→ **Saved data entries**
━━━━━━
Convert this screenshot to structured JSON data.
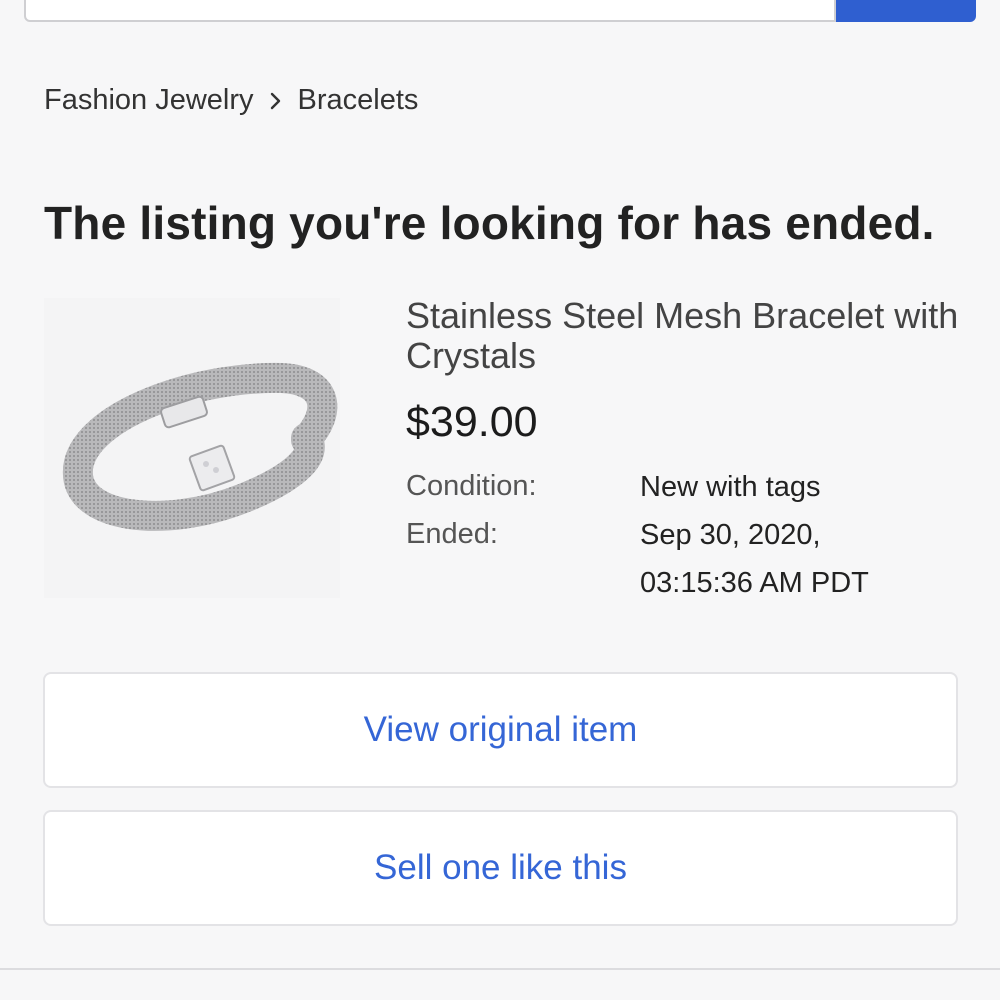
{
  "breadcrumb": {
    "items": [
      "Fashion Jewelry",
      "Bracelets"
    ]
  },
  "notice": {
    "title": "The listing you're looking for has ended."
  },
  "item": {
    "title": "Stainless Steel Mesh Bracelet with Crystals",
    "price": "$39.00",
    "condition_label": "Condition:",
    "condition_value": "New with tags",
    "ended_label": "Ended:",
    "ended_value_line1": "Sep 30, 2020,",
    "ended_value_line2": "03:15:36 AM PDT",
    "image_icon": "bracelet-image"
  },
  "actions": {
    "view_original_label": "View original item",
    "sell_one_label": "Sell one like this"
  },
  "colors": {
    "accent": "#2f5fd0",
    "link": "#3566d6",
    "background": "#f7f7f8"
  }
}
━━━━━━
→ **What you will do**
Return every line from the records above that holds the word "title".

→ **Exercise answer**
    "title": "The listing you're looking for has ended."
    "title": "Stainless Steel Mesh Bracelet with Crystals",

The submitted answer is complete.